It has been close to six months since the “Anti-bullying Bill of Rights” went into effect in New Jersey. Regarded by some as the toughest law of its kind in the nation, it requires that schools make teachers, administrators or counselors readily accessible to children who are bullied, along with quick resolution of conflict.
To find out how it’s working, we visited the group HiTOPS in Princeton. The non-profit works to help kids stay physically and emotionally healthy.
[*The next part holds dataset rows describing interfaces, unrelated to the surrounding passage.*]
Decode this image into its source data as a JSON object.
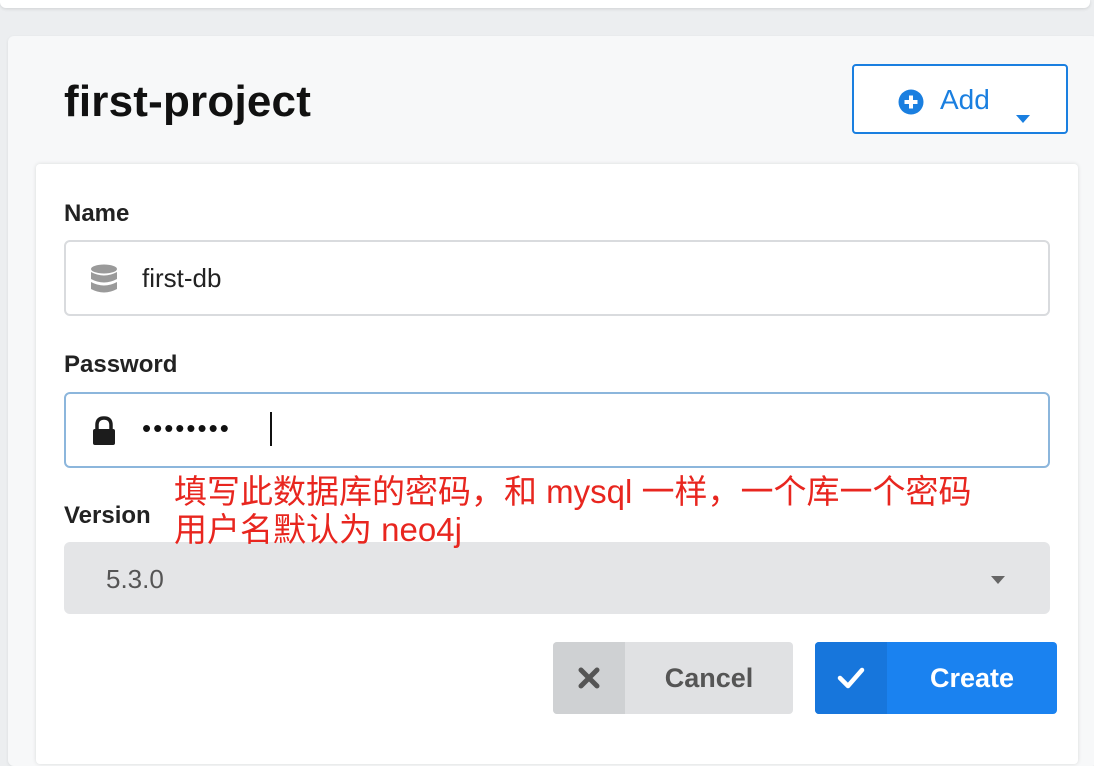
{
  "project": {
    "title": "first-project"
  },
  "add_menu": {
    "label": "Add",
    "icon": "plus-circle-icon",
    "caret_icon": "caret-down-icon"
  },
  "form": {
    "name": {
      "label": "Name",
      "value": "first-db",
      "icon": "database-icon"
    },
    "password": {
      "label": "Password",
      "masked_value": "••••••••",
      "icon": "lock-icon"
    },
    "version": {
      "label": "Version",
      "selected": "5.3.0",
      "caret_icon": "caret-down-icon"
    }
  },
  "annotation": {
    "line1": "填写此数据库的密码，和 mysql 一样，一个库一个密码",
    "line2": "用户名默认为 neo4j",
    "color": "#e8261f"
  },
  "actions": {
    "cancel_label": "Cancel",
    "cancel_icon": "x-icon",
    "create_label": "Create",
    "create_icon": "check-icon"
  },
  "colors": {
    "accent": "#1a82f0",
    "focus_border": "#8cb6dc"
  }
}
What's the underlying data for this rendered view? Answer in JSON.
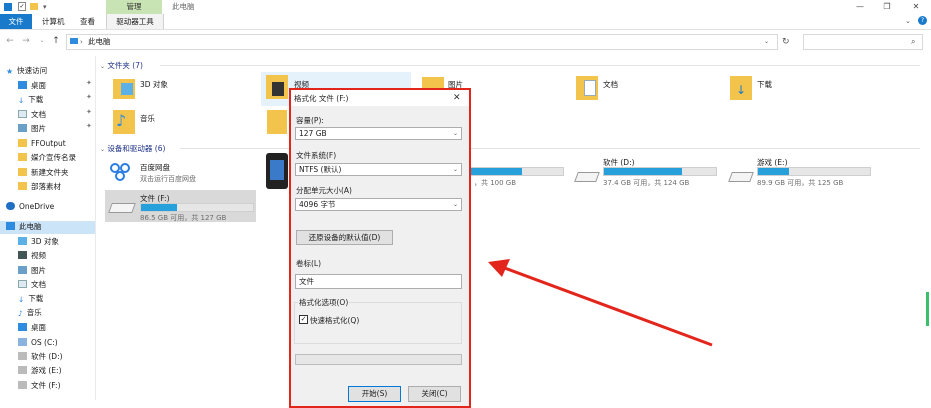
{
  "titlebar": {
    "tools_tab": "管理",
    "title": "此电脑",
    "minimize": "—",
    "restore": "❐",
    "close": "✕"
  },
  "ribbon": {
    "tabs": [
      "文件",
      "计算机",
      "查看",
      "驱动器工具"
    ]
  },
  "nav": {
    "path": "此电脑",
    "search_placeholder": ""
  },
  "sidebar": {
    "quick_access": "快速访问",
    "items": [
      "桌面",
      "下载",
      "文档",
      "图片",
      "FFOutput",
      "媒介宣传名录",
      "新建文件夹",
      "部落素材"
    ],
    "onedrive": "OneDrive",
    "this_pc": "此电脑",
    "pc_items": [
      "3D 对象",
      "视频",
      "图片",
      "文档",
      "下载",
      "音乐",
      "桌面",
      "OS (C:)",
      "软件 (D:)",
      "游戏 (E:)",
      "文件 (F:)"
    ]
  },
  "content": {
    "folders_header": "文件夹 (7)",
    "folders": [
      "3D 对象",
      "视频",
      "图片",
      "文档",
      "下载",
      "音乐"
    ],
    "devices_header": "设备和驱动器 (6)",
    "baidu": {
      "name": "百度网盘",
      "sub": "双击运行百度网盘"
    },
    "drives": [
      {
        "name": "文件 (F:)",
        "free": "86.5 GB 可用，共 127 GB",
        "used": 0.32
      },
      {
        "name": "软件 (D:)",
        "free": "37.4 GB 可用，共 124 GB",
        "used": 0.7
      },
      {
        "name": "游戏 (E:)",
        "free": "89.9 GB 可用，共 125 GB",
        "used": 0.28
      },
      {
        "name": "",
        "free": "，共 100 GB",
        "used": 0.55
      }
    ]
  },
  "dialog": {
    "title": "格式化 文件 (F:)",
    "capacity_label": "容量(P):",
    "capacity_value": "127 GB",
    "fs_label": "文件系统(F)",
    "fs_value": "NTFS (默认)",
    "alloc_label": "分配单元大小(A)",
    "alloc_value": "4096 字节",
    "restore_button": "还原设备的默认值(D)",
    "volume_label": "卷标(L)",
    "volume_value": "文件",
    "options_label": "格式化选项(O)",
    "quick_format": "快速格式化(Q)",
    "quick_format_checked": true,
    "start_button": "开始(S)",
    "close_button": "关闭(C)"
  },
  "colors": {
    "accent": "#1979ca",
    "drive_bar": "#26a0da",
    "highlight_border": "#e3261c",
    "tools_tab": "#c9e4b4"
  }
}
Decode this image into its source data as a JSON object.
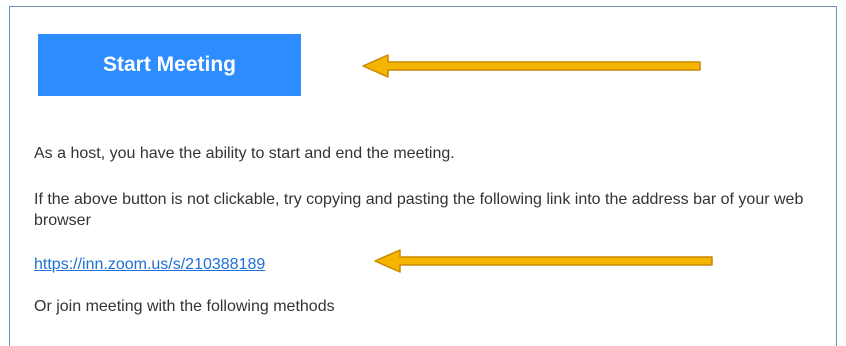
{
  "email": {
    "start_button_label": "Start Meeting",
    "host_text": "As a host, you have the ability to start and end the meeting.",
    "fallback_text": "If the above button is not clickable, try copying and pasting the following link into the address bar of your web browser",
    "meeting_link": "https://inn.zoom.us/s/210388189",
    "join_text": "Or join meeting with the following methods"
  },
  "annotations": {
    "arrow_color": "#f5b400",
    "arrow_outline": "#c98a00",
    "arrow_icon": "left-arrow-icon"
  },
  "colors": {
    "button_bg": "#2d8cff",
    "link": "#1f6fd6",
    "text": "#333333"
  }
}
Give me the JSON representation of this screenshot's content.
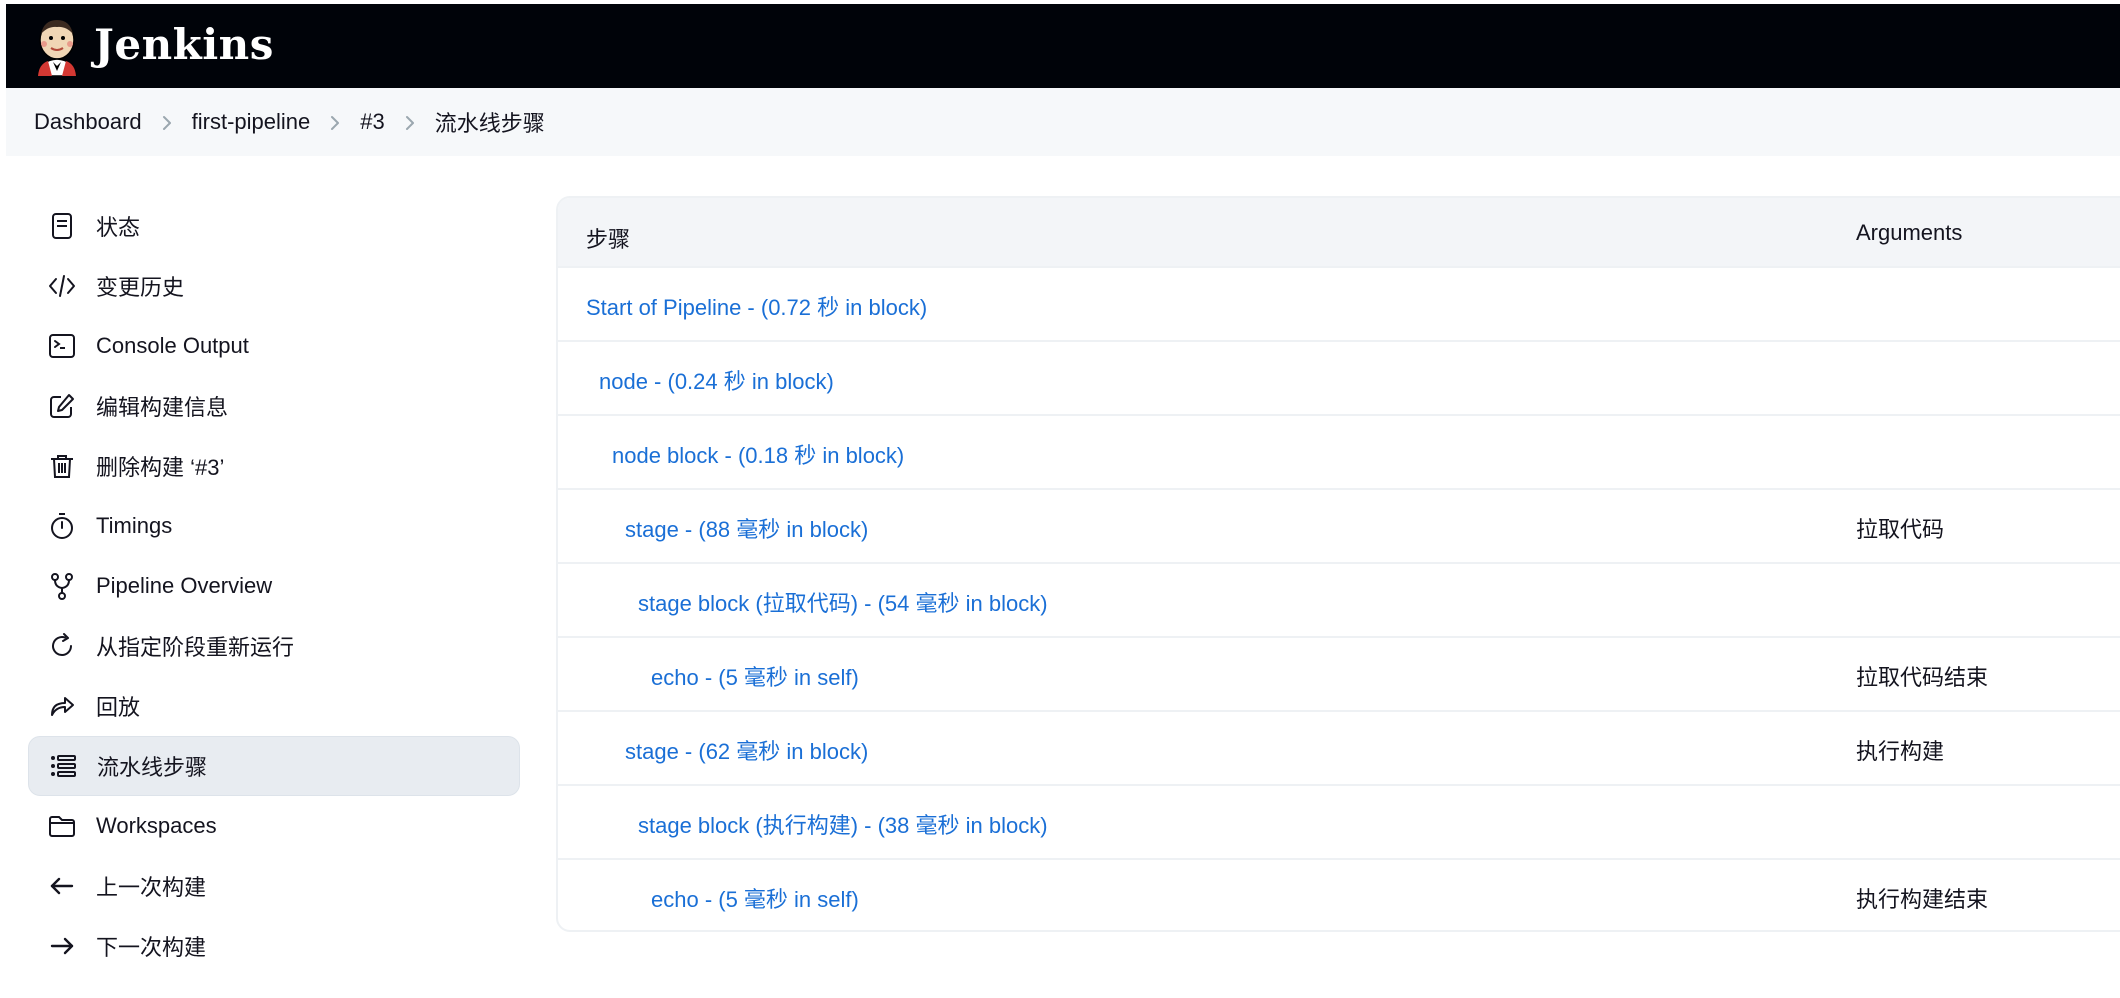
{
  "header": {
    "brand": "Jenkins",
    "logo_icon": "jenkins-butler-logo"
  },
  "breadcrumbs": [
    "Dashboard",
    "first-pipeline",
    "#3",
    "流水线步骤"
  ],
  "sidebar": {
    "items": [
      {
        "label": "状态",
        "icon": "document-icon"
      },
      {
        "label": "变更历史",
        "icon": "code-icon"
      },
      {
        "label": "Console Output",
        "icon": "terminal-icon"
      },
      {
        "label": "编辑构建信息",
        "icon": "edit-icon"
      },
      {
        "label": "删除构建 ‘#3’",
        "icon": "trash-icon"
      },
      {
        "label": "Timings",
        "icon": "stopwatch-icon"
      },
      {
        "label": "Pipeline Overview",
        "icon": "branch-icon"
      },
      {
        "label": "从指定阶段重新运行",
        "icon": "rerun-icon"
      },
      {
        "label": "回放",
        "icon": "replay-icon"
      },
      {
        "label": "流水线步骤",
        "icon": "list-steps-icon",
        "active": true
      },
      {
        "label": "Workspaces",
        "icon": "folder-icon"
      },
      {
        "label": "上一次构建",
        "icon": "arrow-left-icon"
      },
      {
        "label": "下一次构建",
        "icon": "arrow-right-icon"
      }
    ]
  },
  "table": {
    "headers": {
      "step": "步骤",
      "arguments": "Arguments"
    },
    "rows": [
      {
        "step": "Start of Pipeline - (0.72 秒 in block)",
        "indent": 0,
        "arguments": ""
      },
      {
        "step": "node - (0.24 秒 in block)",
        "indent": 1,
        "arguments": ""
      },
      {
        "step": "node block - (0.18 秒 in block)",
        "indent": 2,
        "arguments": ""
      },
      {
        "step": "stage - (88 毫秒 in block)",
        "indent": 3,
        "arguments": "拉取代码"
      },
      {
        "step": "stage block (拉取代码) - (54 毫秒 in block)",
        "indent": 4,
        "arguments": ""
      },
      {
        "step": "echo - (5 毫秒 in self)",
        "indent": 5,
        "arguments": "拉取代码结束"
      },
      {
        "step": "stage - (62 毫秒 in block)",
        "indent": 3,
        "arguments": "执行构建"
      },
      {
        "step": "stage block (执行构建) - (38 毫秒 in block)",
        "indent": 4,
        "arguments": ""
      },
      {
        "step": "echo - (5 毫秒 in self)",
        "indent": 5,
        "arguments": "执行构建结束"
      }
    ]
  },
  "colors": {
    "header_bg": "#000309",
    "link": "#1a6fd6",
    "active_bg": "#e8ecf1"
  }
}
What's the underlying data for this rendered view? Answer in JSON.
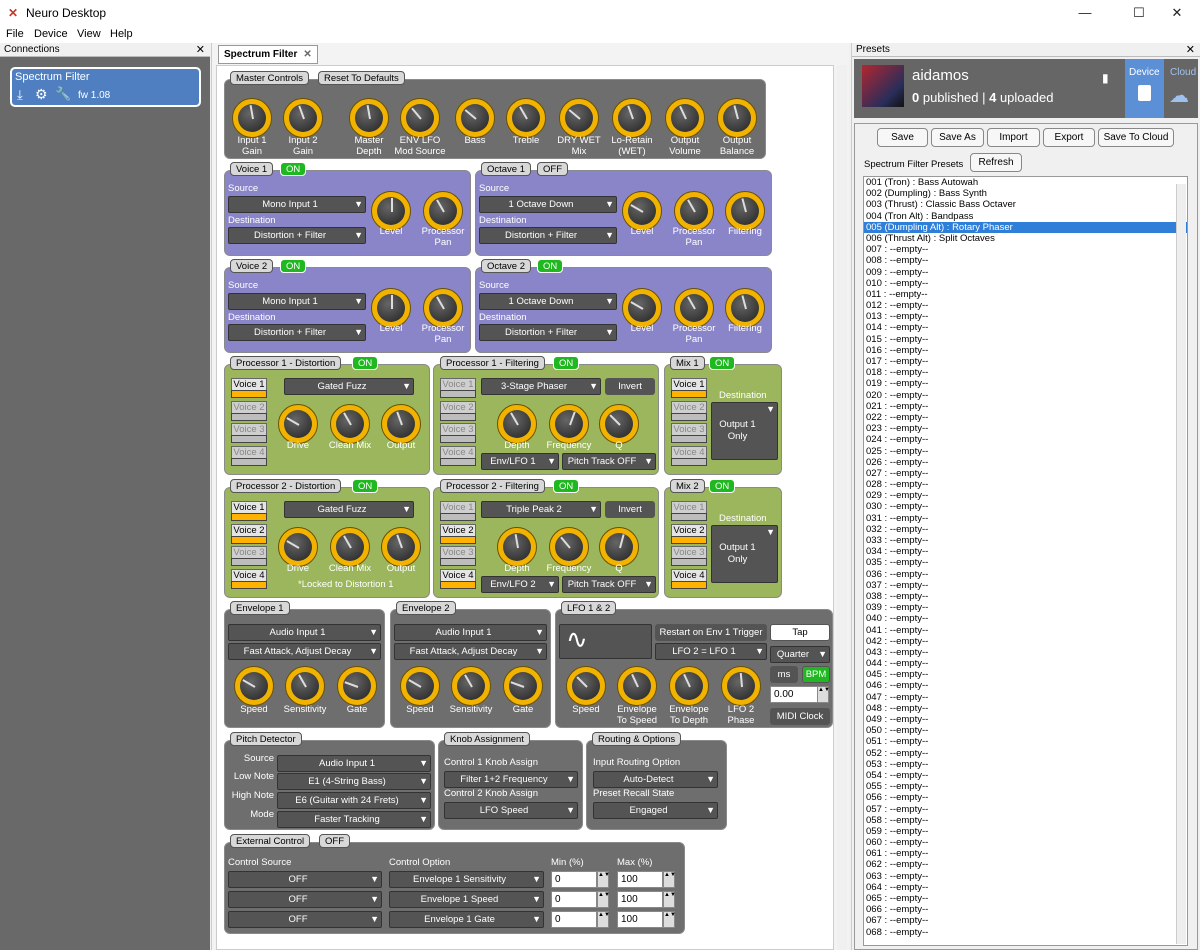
{
  "window": {
    "title": "Neuro Desktop",
    "min": "—",
    "max": "☐",
    "close": "✕"
  },
  "menu": [
    "File",
    "Device",
    "View",
    "Help"
  ],
  "connections": {
    "title": "Connections",
    "device_name": "Spectrum Filter",
    "fw": "fw 1.08"
  },
  "tab": {
    "label": "Spectrum Filter",
    "close": "✕"
  },
  "master": {
    "title": "Master Controls",
    "reset": "Reset To Defaults",
    "knobs": [
      {
        "label": "Input 1\nGain"
      },
      {
        "label": "Input 2\nGain"
      },
      {
        "label": "Master\nDepth"
      },
      {
        "label": "ENV    LFO\nMod Source"
      },
      {
        "label": "Bass"
      },
      {
        "label": "Treble"
      },
      {
        "label": "DRY    WET\nMix"
      },
      {
        "label": "Lo-Retain\n(WET)"
      },
      {
        "label": "Output\nVolume"
      },
      {
        "label": "Output\nBalance"
      }
    ]
  },
  "voice1": {
    "title": "Voice 1",
    "state": "ON",
    "source_label": "Source",
    "source": "Mono Input 1",
    "dest_label": "Destination",
    "dest": "Distortion + Filter",
    "k1": "Level",
    "k2": "Processor\nPan"
  },
  "octave1": {
    "title": "Octave 1",
    "state": "OFF",
    "source_label": "Source",
    "source": "1 Octave Down",
    "dest_label": "Destination",
    "dest": "Distortion + Filter",
    "k1": "Level",
    "k2": "Processor\nPan",
    "k3": "Filtering"
  },
  "voice2": {
    "title": "Voice 2",
    "state": "ON",
    "source_label": "Source",
    "source": "Mono Input 1",
    "dest_label": "Destination",
    "dest": "Distortion + Filter",
    "k1": "Level",
    "k2": "Processor\nPan"
  },
  "octave2": {
    "title": "Octave 2",
    "state": "ON",
    "source_label": "Source",
    "source": "1 Octave Down",
    "dest_label": "Destination",
    "dest": "Distortion + Filter",
    "k1": "Level",
    "k2": "Processor\nPan",
    "k3": "Filtering"
  },
  "voices": [
    "Voice 1",
    "Voice 2",
    "Voice 3",
    "Voice 4"
  ],
  "p1d": {
    "title": "Processor 1 - Distortion",
    "state": "ON",
    "type": "Gated Fuzz",
    "k1": "Drive",
    "k2": "Clean Mix",
    "k3": "Output"
  },
  "p1f": {
    "title": "Processor 1 - Filtering",
    "state": "ON",
    "type": "3-Stage Phaser",
    "invert": "Invert",
    "k1": "Depth",
    "k2": "Frequency",
    "k3": "Q",
    "mod": "Env/LFO 1",
    "track": "Pitch Track OFF"
  },
  "mix1": {
    "title": "Mix 1",
    "state": "ON",
    "dest_label": "Destination",
    "dest": "Output 1\nOnly"
  },
  "p2d": {
    "title": "Processor 2 - Distortion",
    "state": "ON",
    "type": "Gated Fuzz",
    "k1": "Drive",
    "k2": "Clean Mix",
    "k3": "Output",
    "note": "*Locked to Distortion 1"
  },
  "p2f": {
    "title": "Processor 2 - Filtering",
    "state": "ON",
    "type": "Triple Peak 2",
    "invert": "Invert",
    "k1": "Depth",
    "k2": "Frequency",
    "k3": "Q",
    "mod": "Env/LFO 2",
    "track": "Pitch Track OFF"
  },
  "mix2": {
    "title": "Mix 2",
    "state": "ON",
    "dest_label": "Destination",
    "dest": "Output 1\nOnly"
  },
  "env1": {
    "title": "Envelope 1",
    "source": "Audio Input 1",
    "mode": "Fast Attack, Adjust Decay",
    "k1": "Speed",
    "k2": "Sensitivity",
    "k3": "Gate"
  },
  "env2": {
    "title": "Envelope 2",
    "source": "Audio Input 1",
    "mode": "Fast Attack, Adjust Decay",
    "k1": "Speed",
    "k2": "Sensitivity",
    "k3": "Gate"
  },
  "lfo": {
    "title": "LFO 1 & 2",
    "restart": "Restart on Env 1 Trigger",
    "tap": "Tap",
    "lfo2": "LFO 2 = LFO 1",
    "div": "Quarter",
    "ms": "ms",
    "bpm": "BPM",
    "bpm_value": "0.00",
    "midi": "MIDI Clock",
    "k1": "Speed",
    "k2": "Envelope\nTo Speed",
    "k3": "Envelope\nTo Depth",
    "k4": "LFO 2\nPhase"
  },
  "pitch": {
    "title": "Pitch Detector",
    "source_label": "Source",
    "source": "Audio Input 1",
    "low_label": "Low Note",
    "low": "E1 (4-String Bass)",
    "high_label": "High Note",
    "high": "E6 (Guitar with 24 Frets)",
    "mode_label": "Mode",
    "mode": "Faster Tracking"
  },
  "knobassign": {
    "title": "Knob Assignment",
    "c1_label": "Control 1 Knob Assign",
    "c1": "Filter 1+2 Frequency",
    "c2_label": "Control 2 Knob Assign",
    "c2": "LFO Speed"
  },
  "routing": {
    "title": "Routing & Options",
    "in_label": "Input Routing Option",
    "in": "Auto-Detect",
    "recall_label": "Preset Recall State",
    "recall": "Engaged"
  },
  "ext": {
    "title": "External Control",
    "state": "OFF",
    "src_label": "Control Source",
    "opt_label": "Control Option",
    "min_label": "Min (%)",
    "max_label": "Max (%)",
    "rows": [
      {
        "src": "OFF",
        "opt": "Envelope 1 Sensitivity",
        "min": "0",
        "max": "100"
      },
      {
        "src": "OFF",
        "opt": "Envelope 1 Speed",
        "min": "0",
        "max": "100"
      },
      {
        "src": "OFF",
        "opt": "Envelope 1 Gate",
        "min": "0",
        "max": "100"
      }
    ]
  },
  "presets": {
    "title": "Presets",
    "user": "aidamos",
    "published_n": "0",
    "published": " published | ",
    "uploaded_n": "4",
    "uploaded": " uploaded",
    "device_tab": "Device",
    "cloud_tab": "Cloud",
    "buttons": [
      "Save",
      "Save As",
      "Import",
      "Export",
      "Save To Cloud"
    ],
    "list_label": "Spectrum Filter Presets",
    "refresh": "Refresh",
    "items": [
      "001 (Tron) : Bass Autowah",
      "002 (Dumpling) : Bass Synth",
      "003 (Thrust) : Classic Bass Octaver",
      "004 (Tron Alt) : Bandpass",
      "005 (Dumpling Alt) : Rotary Phaser",
      "006 (Thrust Alt) : Split Octaves",
      "007 : --empty--",
      "008 : --empty--",
      "009 : --empty--",
      "010 : --empty--",
      "011 : --empty--",
      "012 : --empty--",
      "013 : --empty--",
      "014 : --empty--",
      "015 : --empty--",
      "016 : --empty--",
      "017 : --empty--",
      "018 : --empty--",
      "019 : --empty--",
      "020 : --empty--",
      "021 : --empty--",
      "022 : --empty--",
      "023 : --empty--",
      "024 : --empty--",
      "025 : --empty--",
      "026 : --empty--",
      "027 : --empty--",
      "028 : --empty--",
      "029 : --empty--",
      "030 : --empty--",
      "031 : --empty--",
      "032 : --empty--",
      "033 : --empty--",
      "034 : --empty--",
      "035 : --empty--",
      "036 : --empty--",
      "037 : --empty--",
      "038 : --empty--",
      "039 : --empty--",
      "040 : --empty--",
      "041 : --empty--",
      "042 : --empty--",
      "043 : --empty--",
      "044 : --empty--",
      "045 : --empty--",
      "046 : --empty--",
      "047 : --empty--",
      "048 : --empty--",
      "049 : --empty--",
      "050 : --empty--",
      "051 : --empty--",
      "052 : --empty--",
      "053 : --empty--",
      "054 : --empty--",
      "055 : --empty--",
      "056 : --empty--",
      "057 : --empty--",
      "058 : --empty--",
      "059 : --empty--",
      "060 : --empty--",
      "061 : --empty--",
      "062 : --empty--",
      "063 : --empty--",
      "064 : --empty--",
      "065 : --empty--",
      "066 : --empty--",
      "067 : --empty--",
      "068 : --empty--"
    ],
    "selected_index": 4
  }
}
It serves youth from all over New Jersey, including many teens who are lesbian, gay, bisexual or transgender.
Since some of them are not “out” to their families, the young people spoke on the condition that we would not identify them.
We begin, with some of their definitions of bullying.